When playing for his country, McEnroe was instrumental in winning the Davis Cup five times with the US team, between 1978 and 1992, and has since also captained the team, a non-playing appoinment.
However, McEnroe was nothing if not controversial, and his on-court outbursts against officials became legendary, especially his catch-phrase “you cannot be serious!” directed at umpires in particular. He was actually disqualified from the Grand Slam Australian Open in 1990 for repeated conduct violations, but nothing seemed to calm his behaviour throughout his career, except when playing against Bjorn Borg – known as ‘the ice man’. They split their 14 regular matches on the ATP tour.
In 1992 John decided to retire, but because of his fame, then appeared in such movies as “You Don’t Mess with the Zohan”. He has also participated in various events related to tennis and sometimes even played on the ATP Champions Tour. In 2010 he founded the John McEnroe Tennis Academy, and this has also added to John’s net worth, as has his TV commentating and and analysis of major tournaments.
Talking of his personal life, John McEnroe was married to actress Tatum O’Neal from 1986 to 1994, and since 1997 has been married to Patty Smyth – now the couple has six children, and are based in New York City.
Sat beside President Bill Clinton at the U.S. Open tennis tournament in 2000.

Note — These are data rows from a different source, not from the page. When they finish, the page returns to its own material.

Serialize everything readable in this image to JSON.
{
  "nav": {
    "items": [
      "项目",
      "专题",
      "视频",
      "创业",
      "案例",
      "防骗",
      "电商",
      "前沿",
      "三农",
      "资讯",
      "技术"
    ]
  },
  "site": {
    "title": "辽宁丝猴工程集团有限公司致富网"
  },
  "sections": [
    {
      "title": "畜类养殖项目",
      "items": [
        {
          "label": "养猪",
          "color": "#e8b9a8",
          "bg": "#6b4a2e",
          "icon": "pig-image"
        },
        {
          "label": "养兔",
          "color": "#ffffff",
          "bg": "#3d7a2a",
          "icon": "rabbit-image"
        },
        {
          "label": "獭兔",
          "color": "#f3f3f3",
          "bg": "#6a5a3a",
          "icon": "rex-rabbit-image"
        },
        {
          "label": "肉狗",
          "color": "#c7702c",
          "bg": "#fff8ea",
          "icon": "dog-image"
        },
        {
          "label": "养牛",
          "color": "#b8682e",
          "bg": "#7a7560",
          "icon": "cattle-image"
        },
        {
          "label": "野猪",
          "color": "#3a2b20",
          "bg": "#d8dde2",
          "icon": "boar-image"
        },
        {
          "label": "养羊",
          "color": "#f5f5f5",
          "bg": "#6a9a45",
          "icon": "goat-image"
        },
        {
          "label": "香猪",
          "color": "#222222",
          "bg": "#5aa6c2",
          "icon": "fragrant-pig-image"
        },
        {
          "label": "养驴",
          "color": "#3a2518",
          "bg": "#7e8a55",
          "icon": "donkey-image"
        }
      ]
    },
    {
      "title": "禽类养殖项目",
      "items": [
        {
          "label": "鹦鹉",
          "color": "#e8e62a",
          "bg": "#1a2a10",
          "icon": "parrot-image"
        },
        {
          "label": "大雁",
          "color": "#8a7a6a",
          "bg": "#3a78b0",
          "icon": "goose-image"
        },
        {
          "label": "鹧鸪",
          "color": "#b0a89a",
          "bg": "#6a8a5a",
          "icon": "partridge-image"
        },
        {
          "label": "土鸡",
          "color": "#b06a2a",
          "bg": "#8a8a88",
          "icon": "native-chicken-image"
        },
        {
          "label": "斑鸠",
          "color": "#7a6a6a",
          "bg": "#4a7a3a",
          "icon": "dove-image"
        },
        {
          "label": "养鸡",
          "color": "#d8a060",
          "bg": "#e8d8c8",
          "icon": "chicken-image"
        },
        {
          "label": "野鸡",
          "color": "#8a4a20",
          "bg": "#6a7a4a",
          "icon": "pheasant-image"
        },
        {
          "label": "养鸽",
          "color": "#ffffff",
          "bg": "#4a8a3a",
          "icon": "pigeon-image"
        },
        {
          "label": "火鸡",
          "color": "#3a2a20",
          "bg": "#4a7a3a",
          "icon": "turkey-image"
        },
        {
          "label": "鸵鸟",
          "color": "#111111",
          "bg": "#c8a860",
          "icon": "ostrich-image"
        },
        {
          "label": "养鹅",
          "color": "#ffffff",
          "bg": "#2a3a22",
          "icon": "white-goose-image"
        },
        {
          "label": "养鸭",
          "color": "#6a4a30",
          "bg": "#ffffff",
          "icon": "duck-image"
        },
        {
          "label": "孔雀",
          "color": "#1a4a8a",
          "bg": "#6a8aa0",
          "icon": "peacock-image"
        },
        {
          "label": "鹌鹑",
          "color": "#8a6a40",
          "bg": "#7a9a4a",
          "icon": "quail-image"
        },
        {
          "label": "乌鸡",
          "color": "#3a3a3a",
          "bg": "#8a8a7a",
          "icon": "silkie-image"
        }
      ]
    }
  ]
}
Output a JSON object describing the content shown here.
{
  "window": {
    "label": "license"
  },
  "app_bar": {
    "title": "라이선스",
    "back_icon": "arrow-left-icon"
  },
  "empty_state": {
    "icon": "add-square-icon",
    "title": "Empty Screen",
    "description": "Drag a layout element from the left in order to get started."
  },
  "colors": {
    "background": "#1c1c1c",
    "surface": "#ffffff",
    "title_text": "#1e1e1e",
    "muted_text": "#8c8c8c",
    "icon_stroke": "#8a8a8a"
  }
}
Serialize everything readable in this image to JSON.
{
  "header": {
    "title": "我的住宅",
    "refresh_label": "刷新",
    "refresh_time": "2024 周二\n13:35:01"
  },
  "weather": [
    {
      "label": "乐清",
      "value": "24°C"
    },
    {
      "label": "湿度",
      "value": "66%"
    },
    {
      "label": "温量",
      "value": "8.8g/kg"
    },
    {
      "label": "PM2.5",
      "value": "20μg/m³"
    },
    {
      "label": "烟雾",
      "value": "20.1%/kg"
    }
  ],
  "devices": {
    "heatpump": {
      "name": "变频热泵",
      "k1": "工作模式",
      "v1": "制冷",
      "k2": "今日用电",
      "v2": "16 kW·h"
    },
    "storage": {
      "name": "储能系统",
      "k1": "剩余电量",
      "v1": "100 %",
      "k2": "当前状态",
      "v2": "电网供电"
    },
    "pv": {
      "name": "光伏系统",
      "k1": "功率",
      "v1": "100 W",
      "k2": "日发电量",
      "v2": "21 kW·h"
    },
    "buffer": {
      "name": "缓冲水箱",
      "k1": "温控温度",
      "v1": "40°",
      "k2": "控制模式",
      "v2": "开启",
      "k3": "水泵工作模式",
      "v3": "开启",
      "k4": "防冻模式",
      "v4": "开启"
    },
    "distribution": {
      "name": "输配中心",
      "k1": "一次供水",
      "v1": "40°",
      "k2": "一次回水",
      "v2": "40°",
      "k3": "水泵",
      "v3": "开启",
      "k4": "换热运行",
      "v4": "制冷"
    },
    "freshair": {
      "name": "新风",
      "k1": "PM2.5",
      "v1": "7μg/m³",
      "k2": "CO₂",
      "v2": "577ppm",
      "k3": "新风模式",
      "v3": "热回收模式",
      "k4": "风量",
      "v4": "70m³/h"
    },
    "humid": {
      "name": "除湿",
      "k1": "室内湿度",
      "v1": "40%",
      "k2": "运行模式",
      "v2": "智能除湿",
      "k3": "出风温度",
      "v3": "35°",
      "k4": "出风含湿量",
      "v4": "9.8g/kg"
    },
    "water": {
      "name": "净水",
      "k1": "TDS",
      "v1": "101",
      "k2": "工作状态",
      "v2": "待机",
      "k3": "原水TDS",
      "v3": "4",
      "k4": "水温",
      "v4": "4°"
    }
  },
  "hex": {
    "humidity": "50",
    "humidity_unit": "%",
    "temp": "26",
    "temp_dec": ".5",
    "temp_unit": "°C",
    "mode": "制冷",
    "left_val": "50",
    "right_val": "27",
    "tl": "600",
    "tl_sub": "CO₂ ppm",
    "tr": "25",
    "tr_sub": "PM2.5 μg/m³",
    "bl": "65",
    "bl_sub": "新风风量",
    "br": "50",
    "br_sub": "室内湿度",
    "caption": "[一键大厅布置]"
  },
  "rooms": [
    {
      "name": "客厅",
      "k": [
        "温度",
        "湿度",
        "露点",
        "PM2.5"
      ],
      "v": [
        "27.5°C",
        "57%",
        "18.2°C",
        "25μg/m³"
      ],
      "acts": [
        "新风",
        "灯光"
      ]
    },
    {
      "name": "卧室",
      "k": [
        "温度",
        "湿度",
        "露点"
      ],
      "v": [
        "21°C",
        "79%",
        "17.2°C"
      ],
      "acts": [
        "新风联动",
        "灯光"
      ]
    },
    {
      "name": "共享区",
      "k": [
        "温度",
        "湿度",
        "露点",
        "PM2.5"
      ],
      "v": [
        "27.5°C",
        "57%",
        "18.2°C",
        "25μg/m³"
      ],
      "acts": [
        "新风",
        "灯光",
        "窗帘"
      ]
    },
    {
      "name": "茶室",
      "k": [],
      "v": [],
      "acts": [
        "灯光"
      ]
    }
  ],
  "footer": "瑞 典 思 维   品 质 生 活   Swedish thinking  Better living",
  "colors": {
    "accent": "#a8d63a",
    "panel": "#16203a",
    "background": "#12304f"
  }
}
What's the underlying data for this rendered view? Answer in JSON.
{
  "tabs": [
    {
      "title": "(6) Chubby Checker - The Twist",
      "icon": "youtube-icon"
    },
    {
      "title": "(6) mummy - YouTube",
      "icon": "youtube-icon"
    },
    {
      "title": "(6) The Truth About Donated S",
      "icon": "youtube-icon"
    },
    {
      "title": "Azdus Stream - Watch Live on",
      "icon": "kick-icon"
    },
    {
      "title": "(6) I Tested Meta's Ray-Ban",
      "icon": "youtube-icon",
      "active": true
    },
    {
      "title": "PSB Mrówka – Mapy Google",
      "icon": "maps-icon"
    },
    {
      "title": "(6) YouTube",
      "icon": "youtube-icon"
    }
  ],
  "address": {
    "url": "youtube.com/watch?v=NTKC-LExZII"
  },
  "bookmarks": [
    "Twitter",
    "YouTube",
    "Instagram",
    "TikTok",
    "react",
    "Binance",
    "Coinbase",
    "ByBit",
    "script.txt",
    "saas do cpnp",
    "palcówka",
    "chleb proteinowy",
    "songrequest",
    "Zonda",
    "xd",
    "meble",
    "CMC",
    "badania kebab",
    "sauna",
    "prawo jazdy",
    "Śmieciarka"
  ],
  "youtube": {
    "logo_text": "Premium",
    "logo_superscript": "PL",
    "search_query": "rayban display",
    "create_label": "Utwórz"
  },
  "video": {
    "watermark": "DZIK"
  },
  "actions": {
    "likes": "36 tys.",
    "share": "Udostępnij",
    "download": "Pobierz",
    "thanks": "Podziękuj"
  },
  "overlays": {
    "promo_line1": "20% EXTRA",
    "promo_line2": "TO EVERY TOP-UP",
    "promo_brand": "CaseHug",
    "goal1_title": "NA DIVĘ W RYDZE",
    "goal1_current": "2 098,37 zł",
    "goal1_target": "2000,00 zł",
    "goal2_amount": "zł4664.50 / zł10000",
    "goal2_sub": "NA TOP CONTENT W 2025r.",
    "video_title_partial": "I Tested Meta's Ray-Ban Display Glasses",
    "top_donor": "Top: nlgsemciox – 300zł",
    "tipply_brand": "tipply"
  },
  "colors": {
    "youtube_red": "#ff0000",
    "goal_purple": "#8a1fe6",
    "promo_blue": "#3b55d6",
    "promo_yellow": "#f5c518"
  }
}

Older brother of Patrick McEnroe, also a former professional tennis player, and, like John, now a tennis commentator.
His quote, "You are the pitts of the world," was used in The Pretenders song, "Pack It Up."
Children: Kevin (5/23/86), Sean (9/23/87), Emily (5/10/91) [by Tatum O'Neal]; Anna (12/27/95) and Ava (3/28/99) [by Patty Smyth].
In 1996, was named "Father of the Year" by the National Father's Day Committee.
Enshrined in the International Tennis Hall of Fame in Newport, RI. [July 1999]
Became the then-youngest player in history to be ranked No 1 at 21 years, 15 days. [March 1980]
The only player in history not to be granted an honorary membership to the All England Club when he first won Wimbledon in 1981.
In 1992, at the age of 33, became the oldest men's player ever to win a Grand Slam (Australian Open, French Open, Wimbledon, and U.S. Open) title of any kind when he and Michael Stich of Germany captured the Wimbledon men's doubles championship.
U.S. Open singles champion in 1979, 1980, 1981, and 1984.
Wimbledon (All-England Lawn Tennis Championship) singles champion in 1981, 1983, and 1984.
Attended Stanford University, but did not graduate.
Born at the U.S. Air Force Hospital in Wiesbaden Air Force Base, Germany.
Professional tennis player.
His catchphrase "You cannot be serious!"
The older I get, the better I used to be.
You cannot be serious! That ball was on the line.
I've never retired. That's one thing I've never done. To this day, I've never announced my retirement.
"I guess there's a little part of me that's like, 'Wouldn't it have been nice if I'd received that adulation?' Well, I'm not as nice a guy as Wayne Gretzky" - on the hoopla surrounding Gretzky's retirement in 1999.